I have an established weeping cherry blossom tree in my front yard (west facing). It appears to have had better days. I think the drought a couple of summers ago damaged it. We lost one of its large limbs several years ago in a storm. Now that its flowering again, we're noticing that a good many of the tendrils are dead, though most are still alive and flowering. Is there anything I can do to help revitalize the tree/make sure that it's healthy? Thanks, Zach
Weeping cherry is a beautiful tree with its graceful branches. It has such a nice soft pink flower in the spring. The problem is that weeping cherries are not very happy in our climate. Ornamental cherry trees do best in cooler climates with even moisture. Unfortunately in our climate because of the uneven weather patterns this tree has a shorter life span. Simply put is a short-lived tree. Ten to twenty years is probably a good life. That is unless it has excellent care. Weeping cherries do not thrive under drought conditions and branch dieback as you describe is typical. The best line of defense is to always treat this tree with “kid gloves.” By that I mean water on a regular bases to stave off drought, mulch around the tree to keep the roots cool and plant in a location out of the hot and drying summer winds.

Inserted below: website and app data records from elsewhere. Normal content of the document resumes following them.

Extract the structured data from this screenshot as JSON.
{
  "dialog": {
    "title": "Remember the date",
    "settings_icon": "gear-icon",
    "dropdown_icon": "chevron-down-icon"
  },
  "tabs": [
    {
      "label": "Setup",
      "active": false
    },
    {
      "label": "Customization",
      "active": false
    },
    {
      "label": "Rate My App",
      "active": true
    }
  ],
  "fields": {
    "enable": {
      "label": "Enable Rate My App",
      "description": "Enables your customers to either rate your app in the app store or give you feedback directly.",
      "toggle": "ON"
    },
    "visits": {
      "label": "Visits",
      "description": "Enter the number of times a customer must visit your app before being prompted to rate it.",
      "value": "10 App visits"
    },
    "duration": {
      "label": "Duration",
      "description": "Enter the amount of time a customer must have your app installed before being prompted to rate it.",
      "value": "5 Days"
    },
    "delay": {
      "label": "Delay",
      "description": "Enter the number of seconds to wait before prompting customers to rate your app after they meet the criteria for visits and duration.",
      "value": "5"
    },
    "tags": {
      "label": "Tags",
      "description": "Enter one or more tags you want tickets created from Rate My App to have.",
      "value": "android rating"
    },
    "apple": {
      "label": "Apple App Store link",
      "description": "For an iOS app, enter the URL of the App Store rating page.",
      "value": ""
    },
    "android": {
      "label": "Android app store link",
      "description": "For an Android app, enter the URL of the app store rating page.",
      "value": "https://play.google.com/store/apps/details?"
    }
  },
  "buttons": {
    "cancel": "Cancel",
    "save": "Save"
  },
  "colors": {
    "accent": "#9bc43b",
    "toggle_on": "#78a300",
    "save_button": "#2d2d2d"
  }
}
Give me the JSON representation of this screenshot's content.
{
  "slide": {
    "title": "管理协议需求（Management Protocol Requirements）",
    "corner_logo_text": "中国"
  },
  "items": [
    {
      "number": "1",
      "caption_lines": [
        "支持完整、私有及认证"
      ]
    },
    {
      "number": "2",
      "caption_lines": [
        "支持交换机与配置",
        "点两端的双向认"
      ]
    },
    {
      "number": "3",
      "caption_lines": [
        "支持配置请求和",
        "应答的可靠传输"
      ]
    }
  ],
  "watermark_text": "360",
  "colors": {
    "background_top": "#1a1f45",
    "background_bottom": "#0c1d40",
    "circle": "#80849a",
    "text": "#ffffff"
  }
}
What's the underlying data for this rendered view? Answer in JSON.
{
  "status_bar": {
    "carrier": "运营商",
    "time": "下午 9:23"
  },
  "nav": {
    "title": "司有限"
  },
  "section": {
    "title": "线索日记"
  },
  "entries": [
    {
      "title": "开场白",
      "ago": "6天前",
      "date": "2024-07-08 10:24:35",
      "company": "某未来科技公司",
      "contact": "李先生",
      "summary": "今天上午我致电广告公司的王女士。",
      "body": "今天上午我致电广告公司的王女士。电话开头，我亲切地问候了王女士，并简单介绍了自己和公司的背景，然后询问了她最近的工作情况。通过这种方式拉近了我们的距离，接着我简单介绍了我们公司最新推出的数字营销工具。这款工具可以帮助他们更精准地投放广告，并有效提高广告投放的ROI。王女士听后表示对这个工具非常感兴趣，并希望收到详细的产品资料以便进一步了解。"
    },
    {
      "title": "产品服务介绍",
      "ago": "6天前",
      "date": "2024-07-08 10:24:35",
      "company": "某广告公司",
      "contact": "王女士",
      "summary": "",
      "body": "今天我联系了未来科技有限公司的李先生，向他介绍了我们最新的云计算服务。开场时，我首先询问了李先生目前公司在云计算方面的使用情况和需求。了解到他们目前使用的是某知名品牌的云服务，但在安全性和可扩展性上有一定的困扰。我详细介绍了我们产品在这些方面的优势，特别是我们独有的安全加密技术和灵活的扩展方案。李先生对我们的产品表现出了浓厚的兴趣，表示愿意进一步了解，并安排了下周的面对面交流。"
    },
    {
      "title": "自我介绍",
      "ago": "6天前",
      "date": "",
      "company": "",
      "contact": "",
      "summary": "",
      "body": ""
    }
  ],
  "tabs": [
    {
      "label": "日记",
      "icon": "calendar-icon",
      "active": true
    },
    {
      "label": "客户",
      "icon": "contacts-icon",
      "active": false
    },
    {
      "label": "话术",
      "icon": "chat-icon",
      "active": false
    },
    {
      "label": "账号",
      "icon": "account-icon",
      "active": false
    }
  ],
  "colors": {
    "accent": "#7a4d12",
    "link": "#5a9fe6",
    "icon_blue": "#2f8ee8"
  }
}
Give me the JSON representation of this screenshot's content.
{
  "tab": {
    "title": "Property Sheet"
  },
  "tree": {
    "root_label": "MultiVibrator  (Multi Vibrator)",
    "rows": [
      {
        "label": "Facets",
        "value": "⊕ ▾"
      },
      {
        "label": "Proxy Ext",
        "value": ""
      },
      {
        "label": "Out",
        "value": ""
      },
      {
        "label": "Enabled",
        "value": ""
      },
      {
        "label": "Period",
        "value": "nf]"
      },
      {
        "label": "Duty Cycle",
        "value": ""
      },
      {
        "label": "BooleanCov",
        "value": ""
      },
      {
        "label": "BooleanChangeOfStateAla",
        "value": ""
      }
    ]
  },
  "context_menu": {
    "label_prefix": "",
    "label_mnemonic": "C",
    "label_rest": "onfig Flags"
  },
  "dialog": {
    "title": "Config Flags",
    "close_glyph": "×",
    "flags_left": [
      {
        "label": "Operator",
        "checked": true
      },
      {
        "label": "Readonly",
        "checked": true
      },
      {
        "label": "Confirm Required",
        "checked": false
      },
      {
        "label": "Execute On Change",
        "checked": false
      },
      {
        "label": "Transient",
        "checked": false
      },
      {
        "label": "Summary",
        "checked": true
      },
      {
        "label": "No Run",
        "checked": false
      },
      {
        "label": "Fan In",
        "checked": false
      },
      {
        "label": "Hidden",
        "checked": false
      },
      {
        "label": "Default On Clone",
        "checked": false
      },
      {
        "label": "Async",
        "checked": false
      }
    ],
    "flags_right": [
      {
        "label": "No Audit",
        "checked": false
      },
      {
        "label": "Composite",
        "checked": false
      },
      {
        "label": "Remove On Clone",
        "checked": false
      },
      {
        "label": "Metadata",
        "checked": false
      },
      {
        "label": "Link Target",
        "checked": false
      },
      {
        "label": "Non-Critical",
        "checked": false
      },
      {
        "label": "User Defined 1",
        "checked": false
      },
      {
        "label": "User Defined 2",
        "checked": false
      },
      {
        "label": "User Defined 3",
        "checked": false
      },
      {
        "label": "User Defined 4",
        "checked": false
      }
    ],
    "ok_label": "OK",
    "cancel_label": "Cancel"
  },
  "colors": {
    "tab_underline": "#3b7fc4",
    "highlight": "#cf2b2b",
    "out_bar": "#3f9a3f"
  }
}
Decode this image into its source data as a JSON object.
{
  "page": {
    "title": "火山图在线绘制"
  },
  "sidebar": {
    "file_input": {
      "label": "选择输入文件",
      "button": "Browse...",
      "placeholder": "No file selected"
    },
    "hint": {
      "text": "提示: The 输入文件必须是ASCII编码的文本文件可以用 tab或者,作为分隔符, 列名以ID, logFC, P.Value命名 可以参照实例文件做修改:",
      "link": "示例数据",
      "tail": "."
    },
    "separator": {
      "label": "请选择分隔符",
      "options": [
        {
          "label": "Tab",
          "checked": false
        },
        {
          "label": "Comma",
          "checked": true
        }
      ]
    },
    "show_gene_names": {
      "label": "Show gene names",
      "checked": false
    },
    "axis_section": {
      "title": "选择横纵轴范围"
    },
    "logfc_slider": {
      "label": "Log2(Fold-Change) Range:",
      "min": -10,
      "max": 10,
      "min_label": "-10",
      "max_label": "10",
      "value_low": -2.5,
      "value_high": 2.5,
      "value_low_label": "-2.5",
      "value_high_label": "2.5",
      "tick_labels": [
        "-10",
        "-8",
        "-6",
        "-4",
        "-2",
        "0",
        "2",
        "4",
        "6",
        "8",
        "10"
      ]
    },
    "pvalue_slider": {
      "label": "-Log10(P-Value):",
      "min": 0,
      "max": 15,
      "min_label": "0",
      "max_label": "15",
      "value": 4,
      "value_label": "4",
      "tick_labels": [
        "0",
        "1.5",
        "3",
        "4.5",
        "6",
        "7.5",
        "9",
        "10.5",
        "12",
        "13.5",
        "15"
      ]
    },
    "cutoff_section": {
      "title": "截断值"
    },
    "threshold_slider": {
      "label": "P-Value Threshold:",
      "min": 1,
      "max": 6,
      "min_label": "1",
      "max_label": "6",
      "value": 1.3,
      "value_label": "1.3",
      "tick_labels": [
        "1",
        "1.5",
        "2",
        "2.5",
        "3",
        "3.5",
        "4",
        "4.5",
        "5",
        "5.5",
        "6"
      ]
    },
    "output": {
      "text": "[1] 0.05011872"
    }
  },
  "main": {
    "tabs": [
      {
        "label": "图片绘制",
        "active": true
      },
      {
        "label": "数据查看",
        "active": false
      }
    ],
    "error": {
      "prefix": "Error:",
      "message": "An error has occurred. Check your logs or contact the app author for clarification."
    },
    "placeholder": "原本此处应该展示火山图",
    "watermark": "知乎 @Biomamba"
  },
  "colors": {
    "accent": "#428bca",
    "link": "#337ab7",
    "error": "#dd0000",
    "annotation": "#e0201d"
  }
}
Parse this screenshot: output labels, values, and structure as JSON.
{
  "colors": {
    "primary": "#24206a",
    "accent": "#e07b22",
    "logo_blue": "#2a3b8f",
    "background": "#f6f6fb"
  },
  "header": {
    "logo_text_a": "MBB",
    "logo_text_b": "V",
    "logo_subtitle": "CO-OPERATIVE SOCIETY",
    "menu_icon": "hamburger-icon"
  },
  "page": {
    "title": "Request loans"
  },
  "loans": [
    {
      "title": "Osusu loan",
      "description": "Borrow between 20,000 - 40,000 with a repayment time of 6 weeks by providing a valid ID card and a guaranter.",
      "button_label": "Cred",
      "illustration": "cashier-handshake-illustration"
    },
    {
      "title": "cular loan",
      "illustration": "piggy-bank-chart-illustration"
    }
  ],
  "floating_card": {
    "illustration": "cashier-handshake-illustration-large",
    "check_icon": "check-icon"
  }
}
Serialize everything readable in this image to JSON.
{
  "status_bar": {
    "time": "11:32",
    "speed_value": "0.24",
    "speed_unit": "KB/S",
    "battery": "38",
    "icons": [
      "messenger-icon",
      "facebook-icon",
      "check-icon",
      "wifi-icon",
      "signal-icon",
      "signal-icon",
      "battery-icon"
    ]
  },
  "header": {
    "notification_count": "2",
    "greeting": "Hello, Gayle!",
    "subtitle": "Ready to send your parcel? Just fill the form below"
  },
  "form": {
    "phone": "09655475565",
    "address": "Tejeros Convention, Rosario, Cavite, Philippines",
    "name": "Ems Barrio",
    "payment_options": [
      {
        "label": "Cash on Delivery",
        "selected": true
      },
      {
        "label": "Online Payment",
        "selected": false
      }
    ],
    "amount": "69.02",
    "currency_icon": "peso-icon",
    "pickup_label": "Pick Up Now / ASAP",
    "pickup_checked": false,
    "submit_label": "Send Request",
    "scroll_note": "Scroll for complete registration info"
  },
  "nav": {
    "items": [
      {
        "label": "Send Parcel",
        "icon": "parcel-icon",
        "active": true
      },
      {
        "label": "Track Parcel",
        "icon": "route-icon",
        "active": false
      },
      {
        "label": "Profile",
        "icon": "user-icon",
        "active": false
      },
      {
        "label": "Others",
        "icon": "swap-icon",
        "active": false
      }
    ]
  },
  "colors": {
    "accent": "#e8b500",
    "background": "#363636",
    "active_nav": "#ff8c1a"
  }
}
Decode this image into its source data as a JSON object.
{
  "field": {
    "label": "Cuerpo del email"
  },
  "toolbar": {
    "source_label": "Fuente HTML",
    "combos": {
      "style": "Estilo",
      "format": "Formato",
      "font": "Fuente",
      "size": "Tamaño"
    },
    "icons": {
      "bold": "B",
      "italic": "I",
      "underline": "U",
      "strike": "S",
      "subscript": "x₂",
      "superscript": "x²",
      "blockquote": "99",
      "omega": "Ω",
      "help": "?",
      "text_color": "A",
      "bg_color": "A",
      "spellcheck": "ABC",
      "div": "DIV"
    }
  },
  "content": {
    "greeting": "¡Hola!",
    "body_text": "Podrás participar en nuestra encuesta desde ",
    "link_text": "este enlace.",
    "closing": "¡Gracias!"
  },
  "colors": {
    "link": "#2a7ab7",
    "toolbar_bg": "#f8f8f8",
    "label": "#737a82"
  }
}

At this point, prune to remove the deadwood and provide a little extra TLC. Time will tell whether the tree recovers enough of its beauty to be landscape worthy in the future. It may be too late for the plant but you could always plant for the future.
Dennis – Johnson County K-State Extension